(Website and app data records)
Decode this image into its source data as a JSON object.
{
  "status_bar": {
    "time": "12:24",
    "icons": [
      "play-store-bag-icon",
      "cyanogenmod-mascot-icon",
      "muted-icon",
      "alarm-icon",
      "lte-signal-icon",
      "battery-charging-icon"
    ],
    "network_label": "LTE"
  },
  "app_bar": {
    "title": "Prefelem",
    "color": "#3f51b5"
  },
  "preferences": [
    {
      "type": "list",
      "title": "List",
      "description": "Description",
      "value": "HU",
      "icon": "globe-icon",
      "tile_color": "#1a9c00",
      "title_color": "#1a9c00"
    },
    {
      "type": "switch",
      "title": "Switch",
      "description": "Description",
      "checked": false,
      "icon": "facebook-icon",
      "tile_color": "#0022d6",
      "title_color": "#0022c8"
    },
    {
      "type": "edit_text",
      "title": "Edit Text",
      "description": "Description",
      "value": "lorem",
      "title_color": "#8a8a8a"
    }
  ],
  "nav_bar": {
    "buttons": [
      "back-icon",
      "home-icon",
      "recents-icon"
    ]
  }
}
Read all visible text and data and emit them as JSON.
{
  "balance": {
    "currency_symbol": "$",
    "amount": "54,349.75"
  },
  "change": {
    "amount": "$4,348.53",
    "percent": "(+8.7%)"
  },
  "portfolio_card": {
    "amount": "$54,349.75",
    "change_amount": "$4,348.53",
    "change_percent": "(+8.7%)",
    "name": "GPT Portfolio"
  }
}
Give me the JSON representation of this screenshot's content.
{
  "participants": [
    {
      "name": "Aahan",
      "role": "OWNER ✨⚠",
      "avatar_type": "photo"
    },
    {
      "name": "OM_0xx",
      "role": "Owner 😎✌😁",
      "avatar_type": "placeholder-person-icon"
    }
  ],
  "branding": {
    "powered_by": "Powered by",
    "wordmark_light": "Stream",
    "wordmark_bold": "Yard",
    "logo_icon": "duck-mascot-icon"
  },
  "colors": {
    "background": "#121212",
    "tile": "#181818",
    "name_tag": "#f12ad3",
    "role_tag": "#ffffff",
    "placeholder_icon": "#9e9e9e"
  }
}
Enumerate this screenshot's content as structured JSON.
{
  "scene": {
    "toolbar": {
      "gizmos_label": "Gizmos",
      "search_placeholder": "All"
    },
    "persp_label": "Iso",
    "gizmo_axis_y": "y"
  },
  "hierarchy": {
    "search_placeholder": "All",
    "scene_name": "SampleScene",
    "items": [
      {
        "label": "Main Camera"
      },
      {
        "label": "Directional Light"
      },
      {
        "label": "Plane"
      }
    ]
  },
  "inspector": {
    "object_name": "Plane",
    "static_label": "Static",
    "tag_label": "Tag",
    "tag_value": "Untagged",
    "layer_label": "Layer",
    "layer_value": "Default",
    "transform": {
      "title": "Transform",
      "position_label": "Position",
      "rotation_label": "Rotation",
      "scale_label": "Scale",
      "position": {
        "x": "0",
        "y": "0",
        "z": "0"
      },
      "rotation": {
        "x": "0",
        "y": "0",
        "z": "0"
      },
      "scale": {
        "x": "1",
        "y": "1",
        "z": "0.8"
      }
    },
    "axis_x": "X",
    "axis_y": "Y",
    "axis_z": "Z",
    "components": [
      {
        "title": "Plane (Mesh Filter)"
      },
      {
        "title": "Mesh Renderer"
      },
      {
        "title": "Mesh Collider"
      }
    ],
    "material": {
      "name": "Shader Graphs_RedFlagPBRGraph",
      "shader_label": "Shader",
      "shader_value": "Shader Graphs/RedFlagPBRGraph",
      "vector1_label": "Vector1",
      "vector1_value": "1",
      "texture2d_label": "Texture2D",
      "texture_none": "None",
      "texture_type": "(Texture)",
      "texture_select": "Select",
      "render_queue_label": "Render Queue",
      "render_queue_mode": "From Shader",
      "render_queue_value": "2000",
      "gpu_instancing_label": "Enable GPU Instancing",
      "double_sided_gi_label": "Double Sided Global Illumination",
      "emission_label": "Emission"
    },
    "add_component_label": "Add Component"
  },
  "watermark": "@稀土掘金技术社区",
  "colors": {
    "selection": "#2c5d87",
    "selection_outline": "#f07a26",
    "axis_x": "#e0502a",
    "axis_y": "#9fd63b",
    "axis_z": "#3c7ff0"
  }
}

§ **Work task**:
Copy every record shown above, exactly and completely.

§ **Solution for this exercise**:
Decode this image into its source data as a JSON object.
{
  "status_bar": {
    "time": "12:24",
    "icons": [
      "play-store-bag-icon",
      "cyanogenmod-mascot-icon",
      "muted-icon",
      "alarm-icon",
      "lte-signal-icon",
      "battery-charging-icon"
    ],
    "network_label": "LTE"
  },
  "app_bar": {
    "title": "Prefelem",
    "color": "#3f51b5"
  },
  "preferences": [
    {
      "type": "list",
      "title": "List",
      "description": "Description",
      "value": "HU",
      "icon": "globe-icon",
      "tile_color": "#1a9c00",
      "title_color": "#1a9c00"
    },
    {
      "type": "switch",
      "title": "Switch",
      "description": "Description",
      "checked": false,
      "icon": "facebook-icon",
      "tile_color": "#0022d6",
      "title_color": "#0022c8"
    },
    {
      "type": "edit_text",
      "title": "Edit Text",
      "description": "Description",
      "value": "lorem",
      "title_color": "#8a8a8a"
    }
  ],
  "nav_bar": {
    "buttons": [
      "back-icon",
      "home-icon",
      "recents-icon"
    ]
  }
}
Read all visible text and data and emit them as JSON.
{
  "balance": {
    "currency_symbol": "$",
    "amount": "54,349.75"
  },
  "change": {
    "amount": "$4,348.53",
    "percent": "(+8.7%)"
  },
  "portfolio_card": {
    "amount": "$54,349.75",
    "change_amount": "$4,348.53",
    "change_percent": "(+8.7%)",
    "name": "GPT Portfolio"
  }
}
Give me the JSON representation of this screenshot's content.
{
  "participants": [
    {
      "name": "Aahan",
      "role": "OWNER ✨⚠",
      "avatar_type": "photo"
    },
    {
      "name": "OM_0xx",
      "role": "Owner 😎✌😁",
      "avatar_type": "placeholder-person-icon"
    }
  ],
  "branding": {
    "powered_by": "Powered by",
    "wordmark_light": "Stream",
    "wordmark_bold": "Yard",
    "logo_icon": "duck-mascot-icon"
  },
  "colors": {
    "background": "#121212",
    "tile": "#181818",
    "name_tag": "#f12ad3",
    "role_tag": "#ffffff",
    "placeholder_icon": "#9e9e9e"
  }
}
Enumerate this screenshot's content as structured JSON.
{
  "scene": {
    "toolbar": {
      "gizmos_label": "Gizmos",
      "search_placeholder": "All"
    },
    "persp_label": "Iso",
    "gizmo_axis_y": "y"
  },
  "hierarchy": {
    "search_placeholder": "All",
    "scene_name": "SampleScene",
    "items": [
      {
        "label": "Main Camera"
      },
      {
        "label": "Directional Light"
      },
      {
        "label": "Plane"
      }
    ]
  },
  "inspector": {
    "object_name": "Plane",
    "static_label": "Static",
    "tag_label": "Tag",
    "tag_value": "Untagged",
    "layer_label": "Layer",
    "layer_value": "Default",
    "transform": {
      "title": "Transform",
      "position_label": "Position",
      "rotation_label": "Rotation",
      "scale_label": "Scale",
      "position": {
        "x": "0",
        "y": "0",
        "z": "0"
      },
      "rotation": {
        "x": "0",
        "y": "0",
        "z": "0"
      },
      "scale": {
        "x": "1",
        "y": "1",
        "z": "0.8"
      }
    },
    "axis_x": "X",
    "axis_y": "Y",
    "axis_z": "Z",
    "components": [
      {
        "title": "Plane (Mesh Filter)"
      },
      {
        "title": "Mesh Renderer"
      },
      {
        "title": "Mesh Collider"
      }
    ],
    "material": {
      "name": "Shader Graphs_RedFlagPBRGraph",
      "shader_label": "Shader",
      "shader_value": "Shader Graphs/RedFlagPBRGraph",
      "vector1_label": "Vector1",
      "vector1_value": "1",
      "texture2d_label": "Texture2D",
      "texture_none": "None",
      "texture_type": "(Texture)",
      "texture_select": "Select",
      "render_queue_label": "Render Queue",
      "render_queue_mode": "From Shader",
      "render_queue_value": "2000",
      "gpu_instancing_label": "Enable GPU Instancing",
      "double_sided_gi_label": "Double Sided Global Illumination",
      "emission_label": "Emission"
    },
    "add_component_label": "Add Component"
  },
  "watermark": "@稀土掘金技术社区",
  "colors": {
    "selection": "#2c5d87",
    "selection_outline": "#f07a26",
    "axis_x": "#e0502a",
    "axis_y": "#9fd63b",
    "axis_z": "#3c7ff0"
  }
}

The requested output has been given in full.